Rewind 20 years and I was invited to be a birth partner for my friend, along with her husband. I was in my early 20s and just married myself and longing to be pregnant. I jumped at the chance to be her birth partner but did little preparation. I'd done a midwifery module in my nurse training and felt sure that would be enough; but of course it wasn't. I felt completely overwhelmed by the pain that her induced labour on a brightly lit ward brought her - I hadn't even heard the word Oxytocin (birth hormone) before and had no idea about creating an ideal birth environment (calm, dimly lit, peaceful, warm ,comfortable - in case you were wondering!) that would help her to produce it. Neither me or her husband even thought to rub her back; none of us had heard of breathing and visualisation for labour. My only positive contribution was to squeak nervously to the midwife that maybe some gas and air would be good. My dear friend was most gracious and always insisted she couldn't have done it without me; knowing what I know now, I find it hard to believe!
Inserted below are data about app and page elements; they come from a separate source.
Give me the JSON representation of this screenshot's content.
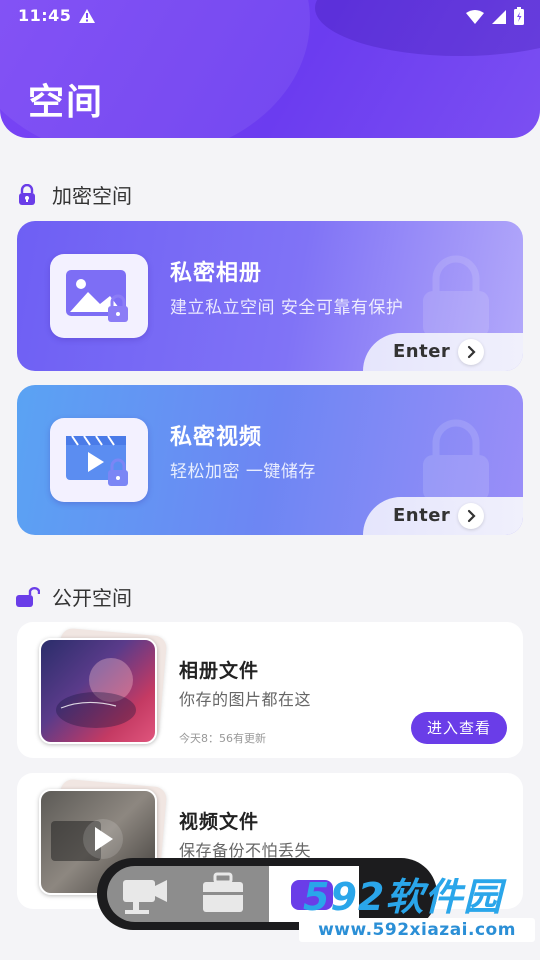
{
  "status_bar": {
    "time": "11:45"
  },
  "header": {
    "title": "空间"
  },
  "sections": {
    "private": {
      "title": "加密空间"
    },
    "public": {
      "title": "公开空间"
    }
  },
  "private_cards": [
    {
      "title": "私密相册",
      "subtitle": "建立私立空间 安全可靠有保护",
      "button": "Enter",
      "icon": "image-lock-icon"
    },
    {
      "title": "私密视频",
      "subtitle": "轻松加密 一键储存",
      "button": "Enter",
      "icon": "video-lock-icon"
    }
  ],
  "public_cards": [
    {
      "title": "相册文件",
      "subtitle": "你存的图片都在这",
      "updated": "今天8：56有更新",
      "button": "进入查看"
    },
    {
      "title": "视频文件",
      "subtitle": "保存备份不怕丢失"
    }
  ],
  "watermark": {
    "title": "592软件园",
    "url": "www.592xiazai.com"
  },
  "colors": {
    "accent": "#6a3de8",
    "header": "#7a45f5",
    "watermark": "#2aa6ea"
  }
}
However, back to the experience I had with my sister-in-law. She had done some preparation and so had we. She was quiet and considerate. She took care of my husband as well as me. She fed me little high energy snacks when my husband was a bit too overwhelmed to think of it; she tied my hair back with a scrunchy when I got too hot - I'm don't know if my husband knows how to do that! She put balm on my lips when they became dry due to all the labour breathing. She offered me water between every contraction. Things that came naturally to her, but didn't to my husband.
Research shows that when a woman has another woman (who has had a baby) with her, she tends to labour more quickly and use less medicated pain management. Most units are happy for women to have two birth partners. In the unlikely situation that a baby has to go to Special Care after birth, one birth partner can stay with the baby and one can stay with Mum. Two birth partners can tag team in a long labour so Mum always has someone who is relatively fresh supporting her. If there are two birth partners, one can nip out to get a forgotten item or update waiting family and friends...or just nip to the loo!...without having to leave Mum alone. However, many women and their partners feel uncomfortable about inviting anyone but themselves into this most intimate experience.
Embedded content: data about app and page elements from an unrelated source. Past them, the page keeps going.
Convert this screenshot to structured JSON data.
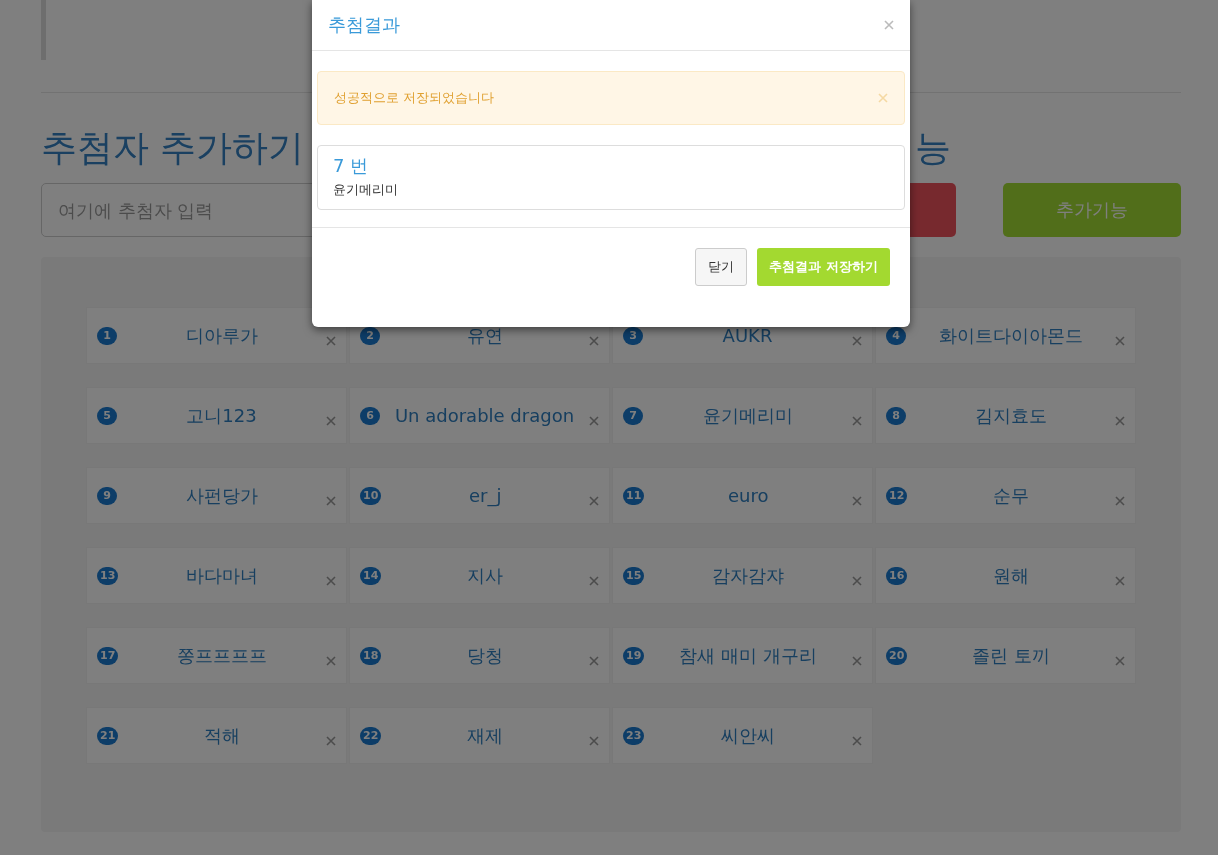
{
  "page": {
    "heading_left": "추첨자 추가하기",
    "heading_right": "능",
    "input_placeholder": "여기에 추첨자 입력",
    "extra_button": "추가기능"
  },
  "entries": [
    {
      "number": "1",
      "name": "디아루가"
    },
    {
      "number": "2",
      "name": "유연"
    },
    {
      "number": "3",
      "name": "AUKR"
    },
    {
      "number": "4",
      "name": "화이트다이아몬드"
    },
    {
      "number": "5",
      "name": "고니123"
    },
    {
      "number": "6",
      "name": "Un adorable dragon"
    },
    {
      "number": "7",
      "name": "윤기메리미"
    },
    {
      "number": "8",
      "name": "김지효도"
    },
    {
      "number": "9",
      "name": "사펀당가"
    },
    {
      "number": "10",
      "name": "er_j"
    },
    {
      "number": "11",
      "name": "euro"
    },
    {
      "number": "12",
      "name": "순무"
    },
    {
      "number": "13",
      "name": "바다마녀"
    },
    {
      "number": "14",
      "name": "지사"
    },
    {
      "number": "15",
      "name": "감자감쟈"
    },
    {
      "number": "16",
      "name": "원해"
    },
    {
      "number": "17",
      "name": "쫑프프프프"
    },
    {
      "number": "18",
      "name": "당청"
    },
    {
      "number": "19",
      "name": "참새 매미 개구리"
    },
    {
      "number": "20",
      "name": "졸린 토끼"
    },
    {
      "number": "21",
      "name": "적해"
    },
    {
      "number": "22",
      "name": "재제"
    },
    {
      "number": "23",
      "name": "씨안씨"
    }
  ],
  "modal": {
    "title": "추첨결과",
    "alert": "성공적으로 저장되었습니다",
    "result": {
      "number": "7 번",
      "name": "윤기메리미"
    },
    "buttons": [
      {
        "label": "닫기",
        "kind": "default"
      },
      {
        "label": "추첨결과 저장하기",
        "kind": "primary"
      }
    ]
  }
}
How do you feel? Do you have a close female relative or friend who would be a wonderful birth partner who could support both you and your partner? Even if you couldn't bear the idea of someone else at your birth, could you still have a 'village', a support team, around you?
'Team members' could take care of parking the car for you, or taking it home and coming back to collect you so that parking, permits, the cost and the logistics of hospital parking are removed. Could someone be your runner? Not actually in the room but just outside ready to fetch things from the car or pop out to get something that is needed. Could you have someone who you feed info to and they update others? Could there be people in your home, keeping it warm and stocked with food ready to welcome you home? Many a father who had to come home for a night or two without his partner and baby can testify how nice it would have been to come back to a brightly lit home, some compassionate company and a good meal rather than a cold, dark one where he sat alone missing mum and baby. It can be worth thinking outside the box and building in that sense of team work as you birth your baby. We hear so much about it for after the birth, why not during it too?
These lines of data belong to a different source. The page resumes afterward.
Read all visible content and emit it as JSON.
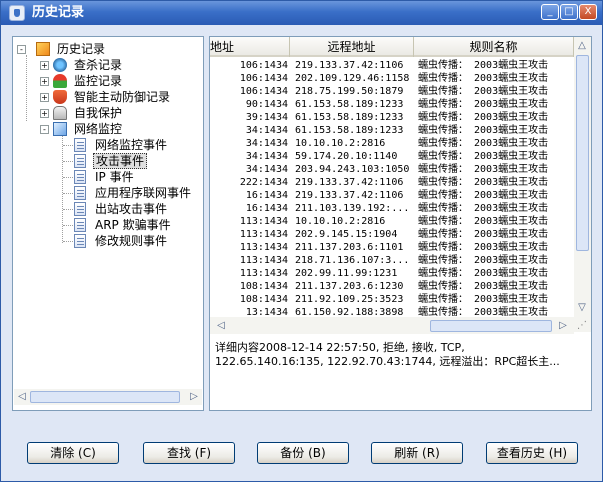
{
  "window": {
    "title": "历史记录",
    "controls": {
      "minimize": "_",
      "maximize": "□",
      "close": "X"
    }
  },
  "tree": {
    "root": {
      "label": "历史记录",
      "icon": "history-folder-icon"
    },
    "children": [
      {
        "label": "查杀记录",
        "icon": "scan-icon",
        "expander": "+"
      },
      {
        "label": "监控记录",
        "icon": "umbrella-icon",
        "expander": "+"
      },
      {
        "label": "智能主动防御记录",
        "icon": "defense-icon",
        "expander": "+"
      },
      {
        "label": "自我保护",
        "icon": "lock-icon",
        "expander": "+"
      },
      {
        "label": "网络监控",
        "icon": "network-icon",
        "expander": "-",
        "children": [
          {
            "label": "网络监控事件"
          },
          {
            "label": "攻击事件",
            "selected": true
          },
          {
            "label": "IP 事件"
          },
          {
            "label": "应用程序联网事件"
          },
          {
            "label": "出站攻击事件"
          },
          {
            "label": "ARP 欺骗事件"
          },
          {
            "label": "修改规则事件"
          }
        ]
      }
    ]
  },
  "grid": {
    "columns": [
      "地址",
      "远程地址",
      "规则名称"
    ],
    "rows": [
      [
        "106:1434",
        "219.133.37.42:1106",
        "蠕虫传播： 2003蠕虫王攻击"
      ],
      [
        "106:1434",
        "202.109.129.46:1158",
        "蠕虫传播： 2003蠕虫王攻击"
      ],
      [
        "106:1434",
        "218.75.199.50:1879",
        "蠕虫传播： 2003蠕虫王攻击"
      ],
      [
        "90:1434",
        "61.153.58.189:1233",
        "蠕虫传播： 2003蠕虫王攻击"
      ],
      [
        "39:1434",
        "61.153.58.189:1233",
        "蠕虫传播： 2003蠕虫王攻击"
      ],
      [
        "34:1434",
        "61.153.58.189:1233",
        "蠕虫传播： 2003蠕虫王攻击"
      ],
      [
        "34:1434",
        "10.10.10.2:2816",
        "蠕虫传播： 2003蠕虫王攻击"
      ],
      [
        "34:1434",
        "59.174.20.10:1140",
        "蠕虫传播： 2003蠕虫王攻击"
      ],
      [
        "34:1434",
        "203.94.243.103:1050",
        "蠕虫传播： 2003蠕虫王攻击"
      ],
      [
        "222:1434",
        "219.133.37.42:1106",
        "蠕虫传播： 2003蠕虫王攻击"
      ],
      [
        "16:1434",
        "219.133.37.42:1106",
        "蠕虫传播： 2003蠕虫王攻击"
      ],
      [
        "16:1434",
        "211.103.139.192:...",
        "蠕虫传播： 2003蠕虫王攻击"
      ],
      [
        "113:1434",
        "10.10.10.2:2816",
        "蠕虫传播： 2003蠕虫王攻击"
      ],
      [
        "113:1434",
        "202.9.145.15:1904",
        "蠕虫传播： 2003蠕虫王攻击"
      ],
      [
        "113:1434",
        "211.137.203.6:1101",
        "蠕虫传播： 2003蠕虫王攻击"
      ],
      [
        "113:1434",
        "218.71.136.107:3...",
        "蠕虫传播： 2003蠕虫王攻击"
      ],
      [
        "113:1434",
        "202.99.11.99:1231",
        "蠕虫传播： 2003蠕虫王攻击"
      ],
      [
        "108:1434",
        "211.137.203.6:1230",
        "蠕虫传播： 2003蠕虫王攻击"
      ],
      [
        "108:1434",
        "211.92.109.25:3523",
        "蠕虫传播： 2003蠕虫王攻击"
      ],
      [
        "13:1434",
        "61.150.92.188:3898",
        "蠕虫传播： 2003蠕虫王攻击"
      ]
    ]
  },
  "detail": {
    "line1": "详细内容2008-12-14 22:57:50, 拒绝, 接收, TCP,",
    "line2": "122.65.140.16:135, 122.92.70.43:1744, 远程溢出：RPC超长主..."
  },
  "buttons": [
    "清除 (C)",
    "查找 (F)",
    "备份 (B)",
    "刷新 (R)",
    "查看历史 (H)"
  ],
  "scroll_arrows": {
    "left": "◁",
    "right": "▷",
    "up": "△",
    "down": "▽",
    "grip": "⋰"
  }
}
Not all of us have such support, perhaps not even from a partner. Doula.org.uk are the registering body for UK professional birth partners. Women (usually) who have had children themselves and undertaken training to be able to provide support for birth - often being able to massage and support or suggest breathing and visualisation for birth. They can act as your advocate or melt into the background. If cost is an issue, they have an access fund to help pay for their services. NCT also provides Doulas (https://www.nct.org.uk/courses/antenatal/antenatal-services/doula) who are fully trained and licensed. You could even go as far as to hire your own private midwife. Have a look at imuk.org.uk for the amazing range of services they can offer you at home or at hospital as a professional birth partner. One couple having a very high risk pregnancy, hired a private midwife to come to their home antenatally to give them a sense of normality in their pregnancy, along side their many consultant appointments in hospital. She was at their much needed premature elective cesarean birth doing the same thing...capturing moments of normality for them and supporting their wants as well as their needs in their unique situation.
Have a think about who could support you and don't be afraid to gather your village now, and not just after, the birth.